Reference List
1. Ketamine Overdose Symptoms, Treatment & Long-Term Outlook. (2022, November 10). American Addiction Centers.

2. Joseph J. Palamar, Caroline Rutherford, and Katherine M. Keyes, 2021: Trends in Ketamine Use, Exposures, and Seizures in the United States up to 2019. American Journal of Public Health 111, 2046_2049,

3. Fielding, C. L., Brumbaugh, G. W., Matthews, N. S., Peck, K. E., & Roussel, A. J. (2006). Pharmacokinetics and clinical effects of a subanesthetic continuous rate infusion of ketamine in awake horses. American Journal of Veterinary Research, 67(9), 1484–1490.

4. Orhurhu VJ, Vashisht R, Claus LE, Cohen SP. Ketamine Toxicity. In: StatPearls. StatPearls Publishing, Treasure Island (FL); 2022. PMID: 31082131.

5. Dinis-Oliveira RJ. Metabolism and metabolomics of ketamine: a toxicological approach. Forensic Sci Res. 2017 Feb 20;2(1):2-10. doi: 10.1080/20961790.2017.1285219. PMID: 30483613; PMCID: PMC6197107.

6. Krystal JH, Petrakis IL, Webb E, Cooney NL, Karper LP, Namanworth S, Stetson P, Trevisan LA, Charney DS. Dose-related ethanol-like effects of the NMDA antagonist, ketamine, in recently detoxified alcoholics. Arch Gen Psychiatry. 1998 Apr;55(4):354-60. doi: 10.1001/archpsyc.55.4.354. PMID: 9554431.

7. Liu XB, Zhang Y, Wang XY, Hao W. The synergistic effect of dual use of amphetamine-type stimulants and ketamine on drug-induced psychotic symptoms in Chinese synthetic drug users.
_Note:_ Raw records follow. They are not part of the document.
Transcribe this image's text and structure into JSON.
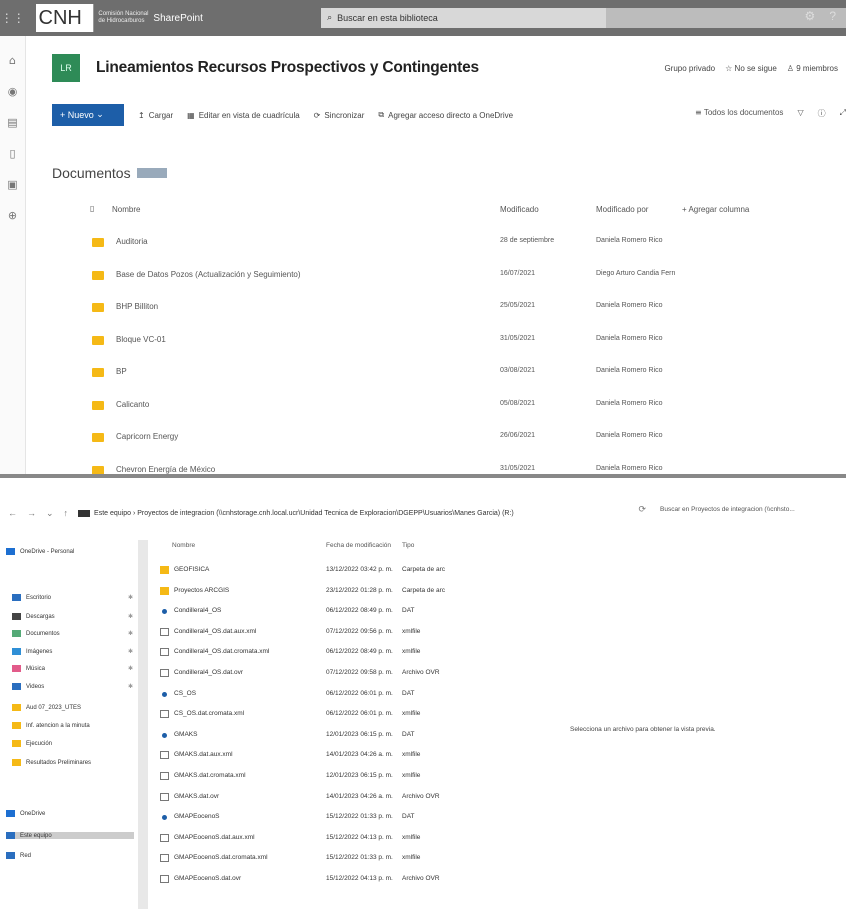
{
  "sharepoint": {
    "topbar": {
      "logo": "CNH",
      "org_text": "Comisión Nacional de Hidrocarburos",
      "brand": "SharePoint",
      "search_placeholder": "Buscar en esta biblioteca"
    },
    "site": {
      "icon_text": "LR",
      "title": "Lineamientos Recursos Prospectivos y Contingentes",
      "privacy": "Grupo privado",
      "follow": "No se sigue",
      "members": "9 miembros"
    },
    "commands": {
      "new": "+ Nuevo",
      "upload": "Cargar",
      "grid": "Editar en vista de cuadrícula",
      "sync": "Sincronizar",
      "shortcut": "Agregar acceso directo a OneDrive",
      "view": "Todos los documentos"
    },
    "library_title": "Documentos",
    "columns": {
      "name": "Nombre",
      "modified": "Modificado",
      "modified_by": "Modificado por",
      "add": "+ Agregar columna"
    },
    "rows": [
      {
        "name": "Auditoria",
        "modified": "28 de septiembre",
        "by": "Daniela Romero Rico"
      },
      {
        "name": "Base de Datos Pozos (Actualización y Seguimiento)",
        "modified": "16/07/2021",
        "by": "Diego Arturo Candia Fern"
      },
      {
        "name": "BHP Billiton",
        "modified": "25/05/2021",
        "by": "Daniela Romero Rico"
      },
      {
        "name": "Bloque VC-01",
        "modified": "31/05/2021",
        "by": "Daniela Romero Rico"
      },
      {
        "name": "BP",
        "modified": "03/08/2021",
        "by": "Daniela Romero Rico"
      },
      {
        "name": "Calicanto",
        "modified": "05/08/2021",
        "by": "Daniela Romero Rico"
      },
      {
        "name": "Capricorn Energy",
        "modified": "26/06/2021",
        "by": "Daniela Romero Rico"
      },
      {
        "name": "Chevron Energía de México",
        "modified": "31/05/2021",
        "by": "Daniela Romero Rico"
      }
    ]
  },
  "explorer": {
    "path": "Este equipo  ›  Proyectos de integracion (\\\\cnhstorage.cnh.local.ucr\\Unidad Tecnica de Exploracion\\DGEPP\\Usuarios\\Manes Garcia) (R:)",
    "search_placeholder": "Buscar en Proyectos de integracion (\\\\cnhsto...",
    "tree": [
      "OneDrive - Personal",
      "Escritorio",
      "Descargas",
      "Documentos",
      "Imágenes",
      "Música",
      "Videos",
      "Aud 07_2023_UTES",
      "Inf. atencion a la minuta",
      "Ejecución",
      "Resultados Preliminares",
      "OneDrive",
      "Este equipo",
      "Red"
    ],
    "columns": {
      "name": "Nombre",
      "date": "Fecha de modificación",
      "type": "Tipo"
    },
    "files": [
      {
        "name": "GEOFISICA",
        "date": "13/12/2022 03:42 p. m.",
        "type": "Carpeta de arc",
        "kind": "folder"
      },
      {
        "name": "Proyectos ARCGIS",
        "date": "23/12/2022 01:28 p. m.",
        "type": "Carpeta de arc",
        "kind": "folder"
      },
      {
        "name": "Condilleral4_OS",
        "date": "06/12/2022 08:49 p. m.",
        "type": "DAT",
        "kind": "dat"
      },
      {
        "name": "Condilleral4_OS.dat.aux.xml",
        "date": "07/12/2022 09:56 p. m.",
        "type": "xmlfile",
        "kind": "file"
      },
      {
        "name": "Condilleral4_OS.dat.cromata.xml",
        "date": "06/12/2022 08:49 p. m.",
        "type": "xmlfile",
        "kind": "file"
      },
      {
        "name": "Condilleral4_OS.dat.ovr",
        "date": "07/12/2022 09:58 p. m.",
        "type": "Archivo OVR",
        "kind": "file"
      },
      {
        "name": "CS_OS",
        "date": "06/12/2022 06:01 p. m.",
        "type": "DAT",
        "kind": "dat"
      },
      {
        "name": "CS_OS.dat.cromata.xml",
        "date": "06/12/2022 06:01 p. m.",
        "type": "xmlfile",
        "kind": "file"
      },
      {
        "name": "GMAKS",
        "date": "12/01/2023 06:15 p. m.",
        "type": "DAT",
        "kind": "dat"
      },
      {
        "name": "GMAKS.dat.aux.xml",
        "date": "14/01/2023 04:26 a. m.",
        "type": "xmlfile",
        "kind": "file"
      },
      {
        "name": "GMAKS.dat.cromata.xml",
        "date": "12/01/2023 06:15 p. m.",
        "type": "xmlfile",
        "kind": "file"
      },
      {
        "name": "GMAKS.dat.ovr",
        "date": "14/01/2023 04:26 a. m.",
        "type": "Archivo OVR",
        "kind": "file"
      },
      {
        "name": "GMAPEocenoS",
        "date": "15/12/2022 01:33 p. m.",
        "type": "DAT",
        "kind": "dat"
      },
      {
        "name": "GMAPEocenoS.dat.aux.xml",
        "date": "15/12/2022 04:13 p. m.",
        "type": "xmlfile",
        "kind": "file"
      },
      {
        "name": "GMAPEocenoS.dat.cromata.xml",
        "date": "15/12/2022 01:33 p. m.",
        "type": "xmlfile",
        "kind": "file"
      },
      {
        "name": "GMAPEocenoS.dat.ovr",
        "date": "15/12/2022 04:13 p. m.",
        "type": "Archivo OVR",
        "kind": "file"
      }
    ],
    "preview_text": "Selecciona un archivo para obtener la vista previa."
  }
}
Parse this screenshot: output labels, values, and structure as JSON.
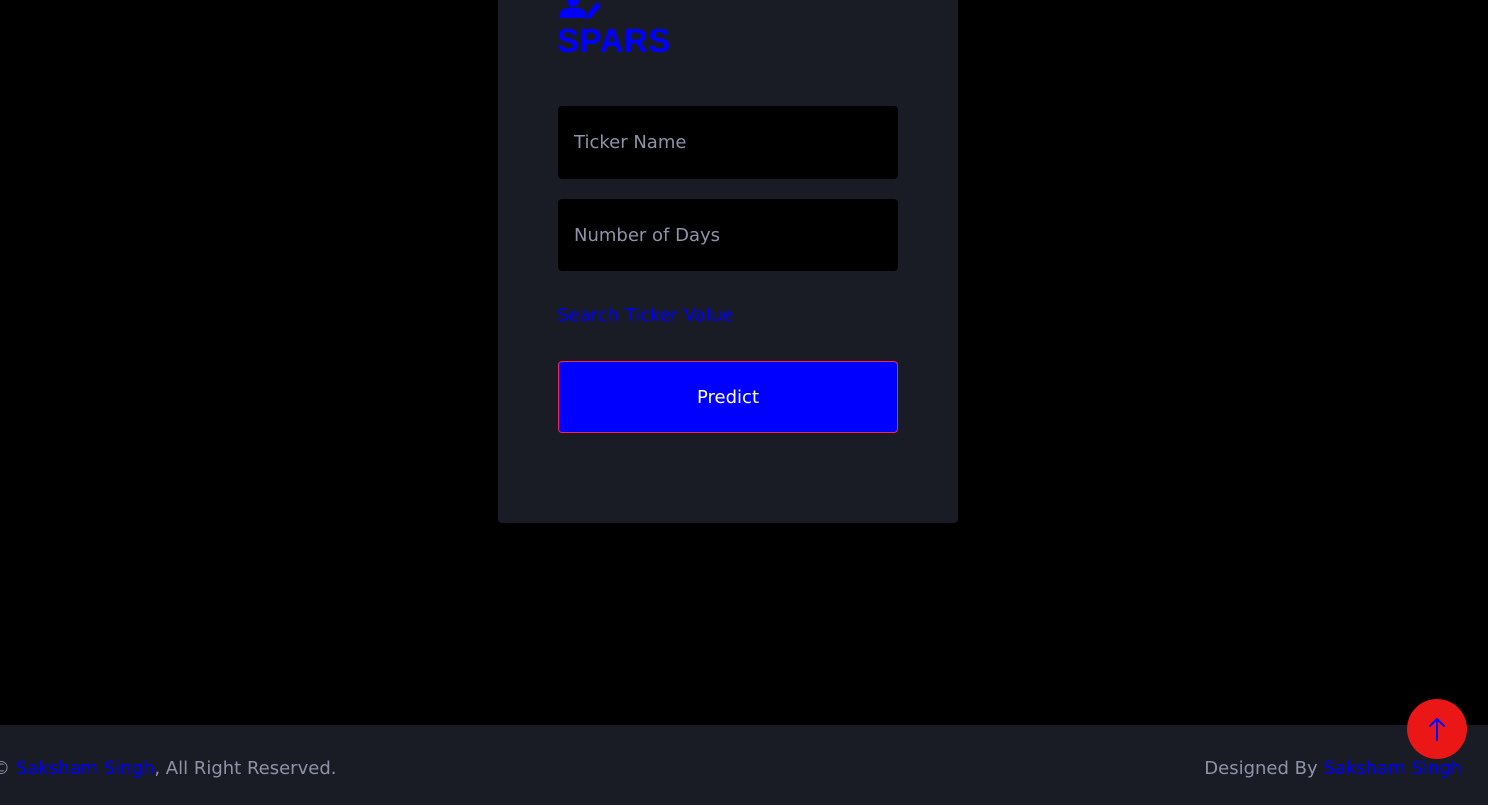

Oncotarget. 2017 Mar 22;8(39):66569-66575. doi: 10.18632/oncotarget.16474. PMID: 29029537; PMCID: PMC5630437.

About the author

Robert Hammell